Nobody likes being a “not favorite.” Anytime you complement somebody, anytime you recognize somebody, anytime you put someone on a pedestal or offer public praise or thanks, then other people will feel left out and perceive it as a slight. Because no man is an island and no matter how wonderful Mr. or Miss Wonderful is, it’s unlikely they did it on their own. And, sad to say, some people are very good at getting other people to do everything and having the credit funneled directly to their feet. But that’s another entry for another day. Recognition – and especially public recognition – can open a nasty can of worms that you don’t even know until they’re crawling up your leg. At best, the people you failed to recognize will quit on you, and you’re setting your favorite to the test of picking up the load. At worst, they’ll turn on you. And God help you if it’s a former favorite that you’ve changed your mind about and they know stuff. Ouch.
So does that mean public recognition of good service should be banned? Not at all. I’m just saying that if you want the dog to stay in the yard, then you need to throw them a bone. And not just the head of the pack – everyone in the yard needs a bone. So if you’re going to thank people, be sure that you take off what I call the “swell guy” blinders and open your eyes to everybody. Don’t hold one person up unless you have darn strong justification to do it. And going the extra mile to find out what speaks to a person can also help. Some people don’t want public recognition. My colleagues are smart enough to know an occasional “thank you,” showing interest in my writing, and a bar-b-que luncheon once or twice a year will keep me from squawking like a pissed off parakeet. Which is hilarious, because it didn’t take them long to figure that out and my former colleagues never did get it. Some things are a mystery because you choose not to put forth the two seconds to notice, eh?
My point is this – we all play favorites, but it helps to check yourself every now and then. Showing favoritism is generally considered impolite,; and I know we don’t care for etiquette in the 21st century, but this is a formality that perhaps needs to be reinstated. Did you notice in the paragraph above that I was open to what types I’m not partial to, but I didn’t mention what types I am partial to? No way I’m telling that. But at least you know what raises my defenses, so there’s my attempt at leveling the playing field. Now you know a trigger to avoid with me.

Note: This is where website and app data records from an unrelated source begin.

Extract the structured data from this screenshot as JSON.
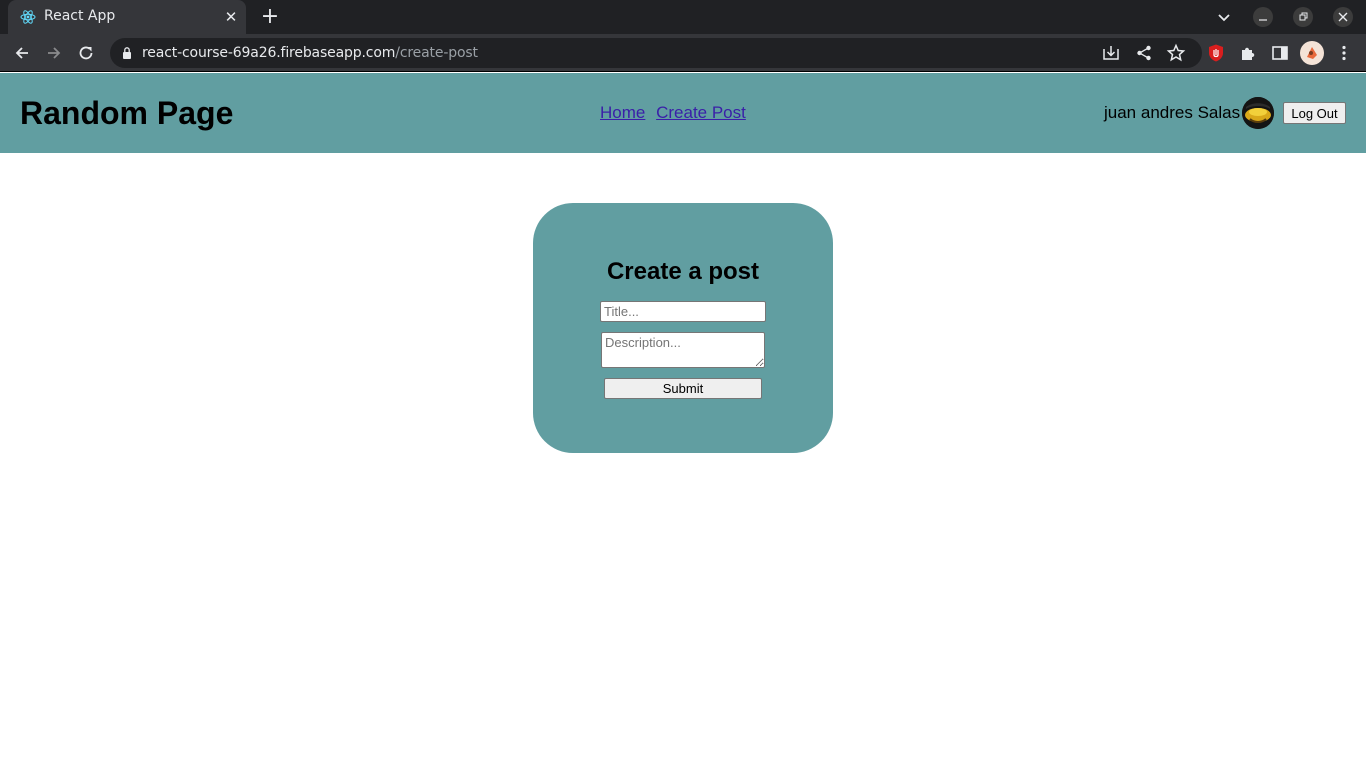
{
  "browser": {
    "tab_title": "React App",
    "tab_close": "✕",
    "new_tab": "+",
    "url_domain": "react-course-69a26.firebaseapp.com",
    "url_path": "/create-post",
    "icons": [
      "react-favicon",
      "back-arrow-icon",
      "forward-arrow-icon",
      "reload-icon",
      "lock-icon",
      "install-app-icon",
      "share-icon",
      "star-bookmark-icon",
      "extension-shield-icon",
      "puzzle-extensions-icon",
      "side-panel-icon",
      "profile-avatar-icon",
      "kebab-menu-icon",
      "chevron-down-icon",
      "minimize-icon",
      "restore-icon",
      "close-window-icon"
    ]
  },
  "navbar": {
    "brand": "Random Page",
    "links": [
      "Home",
      "Create Post"
    ],
    "user_name": "juan andres Salas",
    "logout_label": "Log Out",
    "bg_color": "#619ea1"
  },
  "form": {
    "heading": "Create a post",
    "title_placeholder": "Title...",
    "description_placeholder": "Description...",
    "submit_label": "Submit"
  }
}
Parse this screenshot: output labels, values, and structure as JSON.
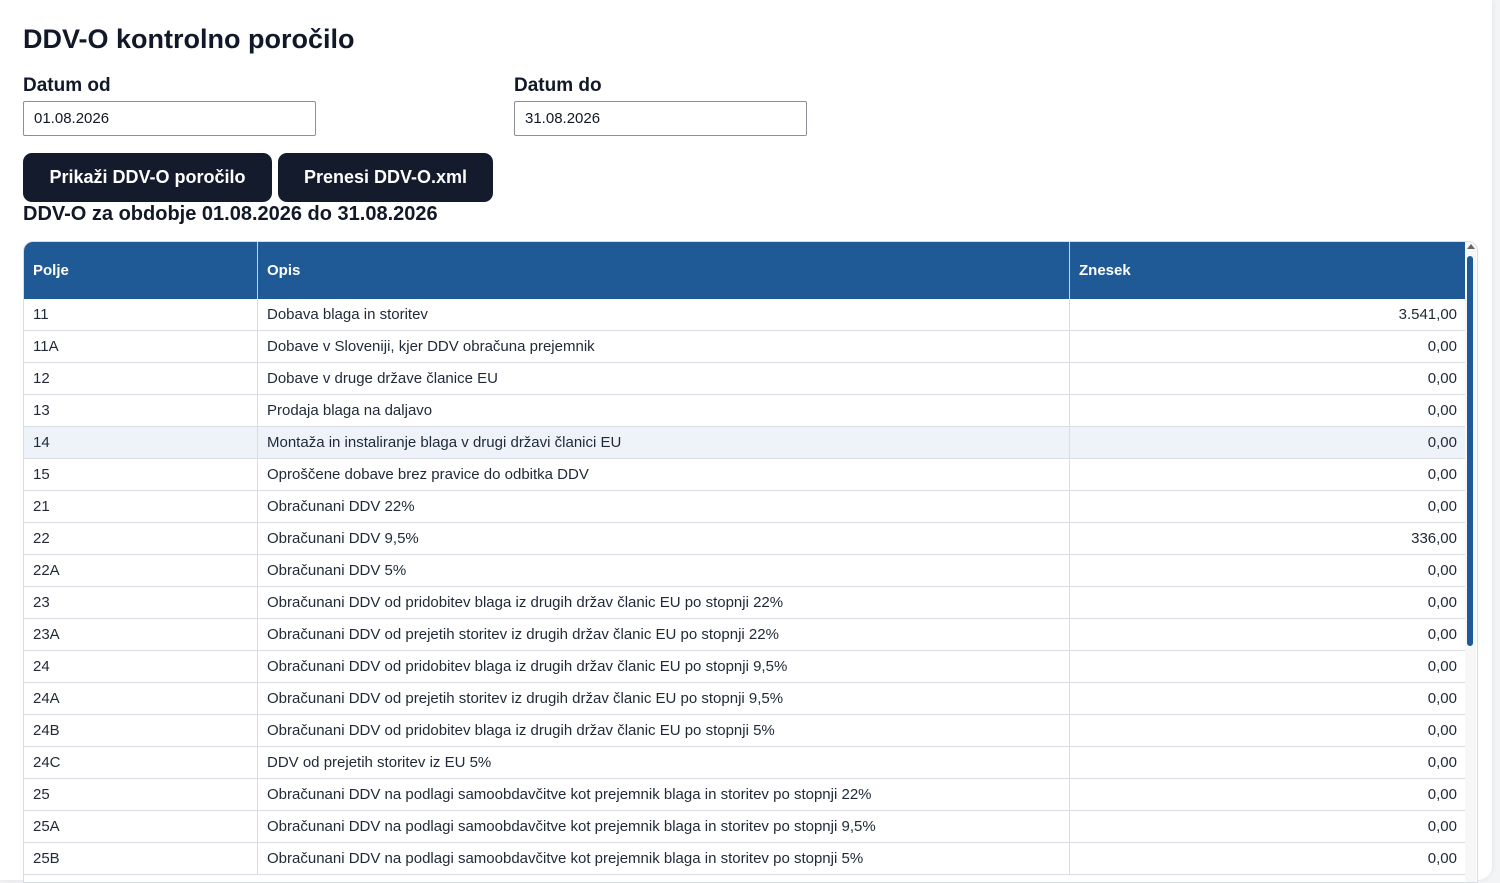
{
  "page": {
    "title": "DDV-O kontrolno poročilo"
  },
  "filters": {
    "date_from_label": "Datum od",
    "date_from_value": "01.08.2026",
    "date_to_label": "Datum do",
    "date_to_value": "31.08.2026"
  },
  "actions": {
    "show_report_label": "Prikaži DDV-O poročilo",
    "download_xml_label": "Prenesi DDV-O.xml"
  },
  "report": {
    "heading": "DDV-O za obdobje 01.08.2026 do 31.08.2026",
    "columns": [
      "Polje",
      "Opis",
      "Znesek"
    ],
    "rows": [
      {
        "polje": "11",
        "opis": "Dobava blaga in storitev",
        "znesek": "3.541,00"
      },
      {
        "polje": "11A",
        "opis": "Dobave v Sloveniji, kjer DDV obračuna prejemnik",
        "znesek": "0,00"
      },
      {
        "polje": "12",
        "opis": "Dobave v druge države članice EU",
        "znesek": "0,00"
      },
      {
        "polje": "13",
        "opis": "Prodaja blaga na daljavo",
        "znesek": "0,00"
      },
      {
        "polje": "14",
        "opis": "Montaža in instaliranje blaga v drugi državi članici EU",
        "znesek": "0,00"
      },
      {
        "polje": "15",
        "opis": "Oproščene dobave brez pravice do odbitka DDV",
        "znesek": "0,00"
      },
      {
        "polje": "21",
        "opis": "Obračunani DDV 22%",
        "znesek": "0,00"
      },
      {
        "polje": "22",
        "opis": "Obračunani DDV 9,5%",
        "znesek": "336,00"
      },
      {
        "polje": "22A",
        "opis": "Obračunani DDV 5%",
        "znesek": "0,00"
      },
      {
        "polje": "23",
        "opis": "Obračunani DDV od pridobitev blaga iz drugih držav članic EU po stopnji 22%",
        "znesek": "0,00"
      },
      {
        "polje": "23A",
        "opis": "Obračunani DDV od prejetih storitev iz drugih držav članic EU po stopnji 22%",
        "znesek": "0,00"
      },
      {
        "polje": "24",
        "opis": "Obračunani DDV od pridobitev blaga iz drugih držav članic EU po stopnji 9,5%",
        "znesek": "0,00"
      },
      {
        "polje": "24A",
        "opis": "Obračunani DDV od prejetih storitev iz drugih držav članic EU po stopnji 9,5%",
        "znesek": "0,00"
      },
      {
        "polje": "24B",
        "opis": "Obračunani DDV od pridobitev blaga iz drugih držav članic EU po stopnji 5%",
        "znesek": "0,00"
      },
      {
        "polje": "24C",
        "opis": "DDV od prejetih storitev iz EU 5%",
        "znesek": "0,00"
      },
      {
        "polje": "25",
        "opis": "Obračunani DDV na podlagi samoobdavčitve kot prejemnik blaga in storitev po stopnji 22%",
        "znesek": "0,00"
      },
      {
        "polje": "25A",
        "opis": "Obračunani DDV na podlagi samoobdavčitve kot prejemnik blaga in storitev po stopnji 9,5%",
        "znesek": "0,00"
      },
      {
        "polje": "25B",
        "opis": "Obračunani DDV na podlagi samoobdavčitve kot prejemnik blaga in storitev po stopnji 5%",
        "znesek": "0,00"
      }
    ],
    "highlighted_row": "14"
  },
  "colors": {
    "header_bg": "#1f5a96",
    "button_bg": "#141b2d",
    "row_highlight": "#eef3fa"
  }
}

That being said, it might behoove you to quietly put your favorites in your inner circle and exercise discretion in your dealings. Don’t let it show. Throw the non-favorites something every now and then. And for goodness sake, if you do a public acknowledgement and get wind that somebody feels slighted, please take Dale Carnige’s advice to humbly apologize and rectify the situation. Digging in your heels and fighting to justify yourself won’t win friends or influence people. Just say “sorry, I am grateful for you and will be glad to acknowledge it with an apology for leaving you out,” do it, and let it go. That’s character and will close out the situation much faster that “well I did it because they did la de dah de dah and where were you then?”
And as for the rest of us, give us a bar-b-que luncheon. Yea, that’ll shut us up. For a minute.
That’s all today. You may now resume the formalities of pretending like we modern folks don’t do this crap.